Earlier this year, Todd Ransom, a 28 year-old gay man from Orem, Utah, also committed suicide. Friends reported at the time that Ransom also struggled to reconcile his sexual orientation with his Mormon upbringing.
Update: Saturday, 11/6/10:
I want to add another personal note to this. Colt’s story was posted Friday after I spoke with 3 different friends who all told me the same story as you see above. Since then however, I’ve heard from 2 others who say that his death may have been an accidental overdose, rather than intentional. PRIDEinUtah is trying to get a copy of the coroner’s report, although even in the case of suicides those reports almost always rule accidental.
We may never know what truly was going through Colt’s mind in those final moments, but what we do know for sure is that we loved him, he will be dearly missed and we must do more for these people who feel that suicide is the only way out.
Update: Monday, 11/8/10:
Over the weekend, new details emerged about Colt’s death -– and an incredibly moving and touching memorial was held at Try-Angles in Salt Lake City.
After PRIDEinUtah’s post on Friday about Colt, more and more of Colt’s dearest friends have come forward with different stories than what was originally told to me. I want to thank each and every person who contacted me wanting to share their story, it’s a tribute to how wonderful of a man Colt was. I wanted to take a moment this morning to share everything that I have received so you can make judgements for yourselves.
#1 – The fight between Colt and his Father the night before. It was originally told to PRIDEinUtah that the fight was over the Mormon (LDS) religion. It looks like this has been disproven, and the fight was over some private family matters which I don’t think I should post here.
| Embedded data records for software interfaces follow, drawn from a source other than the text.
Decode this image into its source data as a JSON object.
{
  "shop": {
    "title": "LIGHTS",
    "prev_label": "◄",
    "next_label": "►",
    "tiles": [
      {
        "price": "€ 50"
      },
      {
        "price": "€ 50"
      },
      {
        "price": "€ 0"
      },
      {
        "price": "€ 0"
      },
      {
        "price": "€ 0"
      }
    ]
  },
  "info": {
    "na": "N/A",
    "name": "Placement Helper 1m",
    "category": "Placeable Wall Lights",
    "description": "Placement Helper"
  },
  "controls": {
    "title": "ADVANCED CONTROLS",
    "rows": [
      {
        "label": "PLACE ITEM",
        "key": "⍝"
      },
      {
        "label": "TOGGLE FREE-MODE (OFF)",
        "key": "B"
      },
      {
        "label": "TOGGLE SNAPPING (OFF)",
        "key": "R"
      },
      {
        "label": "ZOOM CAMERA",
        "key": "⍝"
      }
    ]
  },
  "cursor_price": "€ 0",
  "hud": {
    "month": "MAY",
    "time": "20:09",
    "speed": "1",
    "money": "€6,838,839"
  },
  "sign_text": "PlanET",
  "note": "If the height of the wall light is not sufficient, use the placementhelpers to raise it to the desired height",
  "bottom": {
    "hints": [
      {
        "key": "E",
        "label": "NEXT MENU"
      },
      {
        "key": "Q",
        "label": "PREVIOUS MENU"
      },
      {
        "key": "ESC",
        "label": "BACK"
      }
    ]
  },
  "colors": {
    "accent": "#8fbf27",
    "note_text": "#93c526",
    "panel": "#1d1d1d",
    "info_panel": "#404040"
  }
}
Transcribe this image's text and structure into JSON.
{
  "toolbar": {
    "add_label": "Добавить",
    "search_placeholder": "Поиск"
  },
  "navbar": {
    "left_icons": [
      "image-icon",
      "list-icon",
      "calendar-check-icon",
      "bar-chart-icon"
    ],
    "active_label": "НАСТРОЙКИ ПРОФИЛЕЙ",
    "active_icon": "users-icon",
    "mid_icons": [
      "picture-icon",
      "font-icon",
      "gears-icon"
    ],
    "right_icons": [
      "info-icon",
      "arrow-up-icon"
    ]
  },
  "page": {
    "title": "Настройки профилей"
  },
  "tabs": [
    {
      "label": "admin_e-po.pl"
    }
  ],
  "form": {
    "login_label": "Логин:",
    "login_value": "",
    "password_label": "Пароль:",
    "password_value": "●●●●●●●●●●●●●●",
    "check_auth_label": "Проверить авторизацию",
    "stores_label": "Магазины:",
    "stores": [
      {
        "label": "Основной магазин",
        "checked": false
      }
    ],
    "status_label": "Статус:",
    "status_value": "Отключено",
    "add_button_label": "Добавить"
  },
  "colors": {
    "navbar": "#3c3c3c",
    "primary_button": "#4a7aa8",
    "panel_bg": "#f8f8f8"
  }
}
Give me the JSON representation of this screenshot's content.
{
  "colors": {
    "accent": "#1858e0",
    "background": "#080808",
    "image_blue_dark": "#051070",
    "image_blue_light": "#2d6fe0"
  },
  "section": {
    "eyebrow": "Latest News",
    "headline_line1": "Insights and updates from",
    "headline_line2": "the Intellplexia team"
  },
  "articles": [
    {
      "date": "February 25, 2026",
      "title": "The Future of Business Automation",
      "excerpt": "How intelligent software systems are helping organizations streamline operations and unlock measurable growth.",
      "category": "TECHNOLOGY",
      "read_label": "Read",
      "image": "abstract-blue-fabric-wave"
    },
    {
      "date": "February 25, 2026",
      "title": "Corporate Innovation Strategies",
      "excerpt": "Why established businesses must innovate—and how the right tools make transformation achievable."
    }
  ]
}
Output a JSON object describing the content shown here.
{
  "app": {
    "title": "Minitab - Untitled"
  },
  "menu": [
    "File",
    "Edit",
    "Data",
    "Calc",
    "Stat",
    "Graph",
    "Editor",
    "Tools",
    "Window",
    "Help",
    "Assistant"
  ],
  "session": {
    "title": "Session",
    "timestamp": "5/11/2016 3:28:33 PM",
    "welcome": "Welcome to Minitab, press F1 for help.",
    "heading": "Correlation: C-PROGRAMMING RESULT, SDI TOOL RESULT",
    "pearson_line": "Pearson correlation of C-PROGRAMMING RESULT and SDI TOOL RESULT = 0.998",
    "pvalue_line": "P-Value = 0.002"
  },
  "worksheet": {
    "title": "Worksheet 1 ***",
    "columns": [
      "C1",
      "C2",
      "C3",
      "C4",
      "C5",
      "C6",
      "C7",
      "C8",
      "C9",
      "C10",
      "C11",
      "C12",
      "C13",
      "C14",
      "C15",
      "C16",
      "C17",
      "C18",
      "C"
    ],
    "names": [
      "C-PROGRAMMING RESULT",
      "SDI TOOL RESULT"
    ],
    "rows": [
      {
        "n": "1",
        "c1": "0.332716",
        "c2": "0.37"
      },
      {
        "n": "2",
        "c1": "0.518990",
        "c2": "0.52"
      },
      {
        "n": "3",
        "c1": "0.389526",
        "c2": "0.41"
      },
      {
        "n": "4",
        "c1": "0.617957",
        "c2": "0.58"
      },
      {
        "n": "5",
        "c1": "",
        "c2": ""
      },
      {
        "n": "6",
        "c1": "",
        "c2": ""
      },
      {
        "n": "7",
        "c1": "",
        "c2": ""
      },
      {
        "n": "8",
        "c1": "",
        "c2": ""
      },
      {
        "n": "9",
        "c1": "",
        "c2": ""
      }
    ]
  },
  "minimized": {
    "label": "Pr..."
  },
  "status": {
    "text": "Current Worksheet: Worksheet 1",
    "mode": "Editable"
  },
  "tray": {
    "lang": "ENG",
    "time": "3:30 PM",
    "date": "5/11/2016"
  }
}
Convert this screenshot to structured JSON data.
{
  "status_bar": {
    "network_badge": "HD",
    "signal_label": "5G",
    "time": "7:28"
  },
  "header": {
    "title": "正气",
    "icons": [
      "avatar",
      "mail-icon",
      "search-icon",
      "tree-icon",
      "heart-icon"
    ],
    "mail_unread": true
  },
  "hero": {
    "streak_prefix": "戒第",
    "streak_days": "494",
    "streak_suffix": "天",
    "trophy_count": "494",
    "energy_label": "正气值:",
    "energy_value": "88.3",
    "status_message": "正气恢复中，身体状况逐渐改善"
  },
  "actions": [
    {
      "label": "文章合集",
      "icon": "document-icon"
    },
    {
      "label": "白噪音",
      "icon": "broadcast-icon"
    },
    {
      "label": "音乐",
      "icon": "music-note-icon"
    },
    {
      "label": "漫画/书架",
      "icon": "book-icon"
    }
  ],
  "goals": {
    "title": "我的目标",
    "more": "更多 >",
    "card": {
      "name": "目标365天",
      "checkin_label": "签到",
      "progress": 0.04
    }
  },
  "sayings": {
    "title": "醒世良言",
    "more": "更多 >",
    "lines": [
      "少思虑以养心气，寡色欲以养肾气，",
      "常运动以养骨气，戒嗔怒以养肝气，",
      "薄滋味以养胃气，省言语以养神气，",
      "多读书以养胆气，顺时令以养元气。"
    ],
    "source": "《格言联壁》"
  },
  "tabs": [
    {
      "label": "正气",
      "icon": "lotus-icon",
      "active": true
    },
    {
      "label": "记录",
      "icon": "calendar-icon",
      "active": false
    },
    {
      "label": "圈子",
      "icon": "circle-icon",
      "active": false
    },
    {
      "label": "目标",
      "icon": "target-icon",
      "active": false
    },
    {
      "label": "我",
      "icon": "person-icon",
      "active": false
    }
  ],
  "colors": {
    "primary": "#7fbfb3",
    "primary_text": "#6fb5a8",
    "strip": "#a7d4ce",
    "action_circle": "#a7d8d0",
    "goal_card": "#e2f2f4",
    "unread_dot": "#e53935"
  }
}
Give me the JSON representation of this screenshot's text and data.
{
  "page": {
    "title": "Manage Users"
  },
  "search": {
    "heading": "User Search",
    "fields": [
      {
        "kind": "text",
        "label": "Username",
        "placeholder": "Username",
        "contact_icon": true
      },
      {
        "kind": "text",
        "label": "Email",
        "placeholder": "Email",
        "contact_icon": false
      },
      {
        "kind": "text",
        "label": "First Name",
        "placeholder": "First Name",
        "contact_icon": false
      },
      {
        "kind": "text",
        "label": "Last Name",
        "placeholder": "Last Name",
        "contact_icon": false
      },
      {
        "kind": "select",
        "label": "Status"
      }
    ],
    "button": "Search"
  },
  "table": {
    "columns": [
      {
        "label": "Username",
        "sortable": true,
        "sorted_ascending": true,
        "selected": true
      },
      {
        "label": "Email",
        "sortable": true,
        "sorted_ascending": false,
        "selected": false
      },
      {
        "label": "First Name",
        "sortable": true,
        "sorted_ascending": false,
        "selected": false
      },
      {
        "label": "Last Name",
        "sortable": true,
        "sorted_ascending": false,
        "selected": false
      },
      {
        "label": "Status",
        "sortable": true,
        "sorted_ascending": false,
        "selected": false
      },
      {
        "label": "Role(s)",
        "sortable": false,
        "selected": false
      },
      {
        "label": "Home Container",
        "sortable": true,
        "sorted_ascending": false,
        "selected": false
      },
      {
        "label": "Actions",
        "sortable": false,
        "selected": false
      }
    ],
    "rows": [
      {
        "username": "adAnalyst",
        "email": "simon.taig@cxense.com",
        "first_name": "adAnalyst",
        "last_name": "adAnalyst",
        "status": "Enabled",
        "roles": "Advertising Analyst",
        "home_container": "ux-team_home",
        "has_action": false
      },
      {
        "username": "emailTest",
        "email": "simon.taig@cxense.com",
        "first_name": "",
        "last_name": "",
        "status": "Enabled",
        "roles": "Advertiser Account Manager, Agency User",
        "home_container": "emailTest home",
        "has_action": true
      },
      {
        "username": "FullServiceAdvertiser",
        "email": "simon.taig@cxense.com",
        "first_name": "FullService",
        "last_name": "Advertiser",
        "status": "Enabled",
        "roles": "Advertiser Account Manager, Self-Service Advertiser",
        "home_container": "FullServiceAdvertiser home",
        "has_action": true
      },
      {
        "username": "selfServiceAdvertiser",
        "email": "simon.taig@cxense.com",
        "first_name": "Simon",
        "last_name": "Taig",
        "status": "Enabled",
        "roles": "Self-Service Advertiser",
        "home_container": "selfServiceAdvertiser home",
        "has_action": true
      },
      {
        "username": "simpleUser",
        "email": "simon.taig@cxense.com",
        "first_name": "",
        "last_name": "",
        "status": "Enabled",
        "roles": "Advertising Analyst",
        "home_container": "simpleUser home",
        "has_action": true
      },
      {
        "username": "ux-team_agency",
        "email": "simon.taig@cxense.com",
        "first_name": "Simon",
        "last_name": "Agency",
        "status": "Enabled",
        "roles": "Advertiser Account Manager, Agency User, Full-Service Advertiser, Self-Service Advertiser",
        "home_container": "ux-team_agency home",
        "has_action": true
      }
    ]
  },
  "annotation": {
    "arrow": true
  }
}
#2 – Was his death a suicide? This is mostly likely going to be a grey area permanently. Half of Colt’s friends (including the ones who initially spoke with PRIDEinUtah last week) are saying it was a suicide, but the other half are saying his overdose on depression and surgery medications was an accident. The simple fact is we may not ever find out which it was. We are still trying to see the coroner’s report, but we are told the cause of death is still undetermined. However, after speaking with several health professionals we have been advised that even if it was suicide, the cause of death will almost always still be listed as accidental.
#3 – The parents do not want friends to attend the funeral. This was both true and false it seems. The family initially announced that it would be a family-only affair, prompting our story on Friday. Since then however his family has come out saying that they only did that because they didn’t think anyone would come. Any friends of Colt who would like to attend will be more than welcomed by the family. However this still doesn’t change the facts of how they handled the obituary, or that they are asking for donations to the Mormon Mission Fund in Colt’s name.
When it comes down to it though folks, none of this really matters. What matters is that we have lost an incredibly wonderful person in our community. The outpouring at his memorial at Try-Angles last night was incredibly beautiful, so many of Colt’s friends and co-workers shared personal stories about how he brightened their lives. I was in tears by the end, and was reminded of what’s really important. It’s not the details of someone’s death that count. It’s remembering who they were, and renewing your personal pledge to be the best friend you can be so that hopefully one day we can end these senseless deaths.
Rest in peace Colt, you will be dearly missed and you were dearly loved.